* _Exercise prompt_:
Answer with a bare number: the count of lines in the data below that contain the word "percent".

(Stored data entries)
····················

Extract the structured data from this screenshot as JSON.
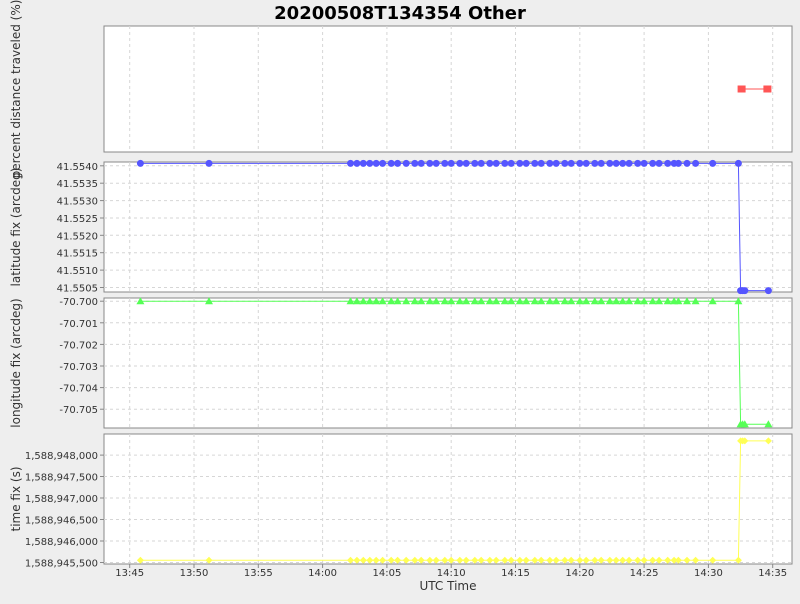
{
  "title": "20200508T134354 Other",
  "x_axis": {
    "label": "UTC Time",
    "ticks": [
      "13:45",
      "13:50",
      "13:55",
      "14:00",
      "14:05",
      "14:10",
      "14:15",
      "14:20",
      "14:25",
      "14:30",
      "14:35"
    ]
  },
  "colors": {
    "percent": "#ff5555",
    "latitude": "#5555ff",
    "longitude": "#55ff55",
    "time": "#ffff55"
  },
  "chart_data": [
    {
      "type": "line",
      "ylabel": "percent distance traveled (%)",
      "marker": "square",
      "y_ticks": [],
      "x_min": "13:43:00",
      "x_max": "14:36:30",
      "x": [
        "14:32:35",
        "14:34:35"
      ],
      "values": [
        50,
        50
      ],
      "ylim": [
        0,
        100
      ],
      "grid": true
    },
    {
      "type": "line",
      "ylabel": "latitude fix (arcdeg)",
      "marker": "circle",
      "y_ticks": [
        "41.5540",
        "41.5535",
        "41.5530",
        "41.5525",
        "41.5520",
        "41.5515",
        "41.5510",
        "41.5505"
      ],
      "x_min": "13:43:00",
      "x_max": "14:36:30",
      "x": [
        "13:45:50",
        "13:51:10",
        "14:02:10",
        "14:02:40",
        "14:03:10",
        "14:03:40",
        "14:04:10",
        "14:04:40",
        "14:05:20",
        "14:05:50",
        "14:06:30",
        "14:07:10",
        "14:07:40",
        "14:08:20",
        "14:08:50",
        "14:09:30",
        "14:10:00",
        "14:10:40",
        "14:11:10",
        "14:11:50",
        "14:12:20",
        "14:13:00",
        "14:13:30",
        "14:14:10",
        "14:14:40",
        "14:15:20",
        "14:15:50",
        "14:16:30",
        "14:17:00",
        "14:17:40",
        "14:18:10",
        "14:18:50",
        "14:19:20",
        "14:20:00",
        "14:20:30",
        "14:21:10",
        "14:21:40",
        "14:22:20",
        "14:22:50",
        "14:23:20",
        "14:23:50",
        "14:24:30",
        "14:25:00",
        "14:25:40",
        "14:26:10",
        "14:26:50",
        "14:27:20",
        "14:27:40",
        "14:28:20",
        "14:29:00",
        "14:30:20",
        "14:32:20",
        "14:32:30",
        "14:32:40",
        "14:32:50",
        "14:34:40"
      ],
      "values": [
        41.55407,
        41.55407,
        41.55407,
        41.55407,
        41.55407,
        41.55407,
        41.55407,
        41.55407,
        41.55407,
        41.55407,
        41.55407,
        41.55407,
        41.55407,
        41.55407,
        41.55407,
        41.55407,
        41.55407,
        41.55407,
        41.55407,
        41.55407,
        41.55407,
        41.55407,
        41.55407,
        41.55407,
        41.55407,
        41.55407,
        41.55407,
        41.55407,
        41.55407,
        41.55407,
        41.55407,
        41.55407,
        41.55407,
        41.55407,
        41.55407,
        41.55407,
        41.55407,
        41.55407,
        41.55407,
        41.55407,
        41.55407,
        41.55407,
        41.55407,
        41.55407,
        41.55407,
        41.55407,
        41.55407,
        41.55407,
        41.55407,
        41.55407,
        41.55407,
        41.55407,
        41.55041,
        41.55041,
        41.55041,
        41.55041
      ],
      "ylim": [
        41.55037,
        41.55411
      ],
      "grid": true
    },
    {
      "type": "line",
      "ylabel": "longitude fix (arcdeg)",
      "marker": "triangle",
      "y_ticks": [
        "-70.700",
        "-70.701",
        "-70.702",
        "-70.703",
        "-70.704",
        "-70.705"
      ],
      "x_min": "13:43:00",
      "x_max": "14:36:30",
      "x": [
        "13:45:50",
        "13:51:10",
        "14:02:10",
        "14:02:40",
        "14:03:10",
        "14:03:40",
        "14:04:10",
        "14:04:40",
        "14:05:20",
        "14:05:50",
        "14:06:30",
        "14:07:10",
        "14:07:40",
        "14:08:20",
        "14:08:50",
        "14:09:30",
        "14:10:00",
        "14:10:40",
        "14:11:10",
        "14:11:50",
        "14:12:20",
        "14:13:00",
        "14:13:30",
        "14:14:10",
        "14:14:40",
        "14:15:20",
        "14:15:50",
        "14:16:30",
        "14:17:00",
        "14:17:40",
        "14:18:10",
        "14:18:50",
        "14:19:20",
        "14:20:00",
        "14:20:30",
        "14:21:10",
        "14:21:40",
        "14:22:20",
        "14:22:50",
        "14:23:20",
        "14:23:50",
        "14:24:30",
        "14:25:00",
        "14:25:40",
        "14:26:10",
        "14:26:50",
        "14:27:20",
        "14:27:40",
        "14:28:20",
        "14:29:00",
        "14:30:20",
        "14:32:20",
        "14:32:30",
        "14:32:40",
        "14:32:50",
        "14:34:40"
      ],
      "values": [
        -70.7,
        -70.7,
        -70.7,
        -70.7,
        -70.7,
        -70.7,
        -70.7,
        -70.7,
        -70.7,
        -70.7,
        -70.7,
        -70.7,
        -70.7,
        -70.7,
        -70.7,
        -70.7,
        -70.7,
        -70.7,
        -70.7,
        -70.7,
        -70.7,
        -70.7,
        -70.7,
        -70.7,
        -70.7,
        -70.7,
        -70.7,
        -70.7,
        -70.7,
        -70.7,
        -70.7,
        -70.7,
        -70.7,
        -70.7,
        -70.7,
        -70.7,
        -70.7,
        -70.7,
        -70.7,
        -70.7,
        -70.7,
        -70.7,
        -70.7,
        -70.7,
        -70.7,
        -70.7,
        -70.7,
        -70.7,
        -70.7,
        -70.7,
        -70.7,
        -70.7,
        -70.7057,
        -70.7057,
        -70.7057,
        -70.7057
      ],
      "ylim": [
        -70.70587,
        -70.69985
      ],
      "grid": true
    },
    {
      "type": "line",
      "ylabel": "time fix (s)",
      "marker": "diamond",
      "y_ticks": [
        "1,588,948,000",
        "1,588,947,500",
        "1,588,947,000",
        "1,588,946,500",
        "1,588,946,000",
        "1,588,945,500"
      ],
      "x_min": "13:43:00",
      "x_max": "14:36:30",
      "x": [
        "13:45:50",
        "13:51:10",
        "14:02:10",
        "14:02:40",
        "14:03:10",
        "14:03:40",
        "14:04:10",
        "14:04:40",
        "14:05:20",
        "14:05:50",
        "14:06:30",
        "14:07:10",
        "14:07:40",
        "14:08:20",
        "14:08:50",
        "14:09:30",
        "14:10:00",
        "14:10:40",
        "14:11:10",
        "14:11:50",
        "14:12:20",
        "14:13:00",
        "14:13:30",
        "14:14:10",
        "14:14:40",
        "14:15:20",
        "14:15:50",
        "14:16:30",
        "14:17:00",
        "14:17:40",
        "14:18:10",
        "14:18:50",
        "14:19:20",
        "14:20:00",
        "14:20:30",
        "14:21:10",
        "14:21:40",
        "14:22:20",
        "14:22:50",
        "14:23:20",
        "14:23:50",
        "14:24:30",
        "14:25:00",
        "14:25:40",
        "14:26:10",
        "14:26:50",
        "14:27:20",
        "14:27:40",
        "14:28:20",
        "14:29:00",
        "14:30:20",
        "14:32:20",
        "14:32:30",
        "14:32:40",
        "14:32:50",
        "14:34:40"
      ],
      "values": [
        1588945550,
        1588945550,
        1588945550,
        1588945550,
        1588945550,
        1588945550,
        1588945550,
        1588945550,
        1588945550,
        1588945550,
        1588945550,
        1588945550,
        1588945550,
        1588945550,
        1588945550,
        1588945550,
        1588945550,
        1588945550,
        1588945550,
        1588945550,
        1588945550,
        1588945550,
        1588945550,
        1588945550,
        1588945550,
        1588945550,
        1588945550,
        1588945550,
        1588945550,
        1588945550,
        1588945550,
        1588945550,
        1588945550,
        1588945550,
        1588945550,
        1588945550,
        1588945550,
        1588945550,
        1588945550,
        1588945550,
        1588945550,
        1588945550,
        1588945550,
        1588945550,
        1588945550,
        1588945550,
        1588945550,
        1588945550,
        1588945550,
        1588945550,
        1588945550,
        1588945550,
        1588948330,
        1588948330,
        1588948330,
        1588948330
      ],
      "ylim": [
        1588945465,
        1588948490
      ],
      "grid": true
    }
  ]
}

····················

* _Expected output_:
2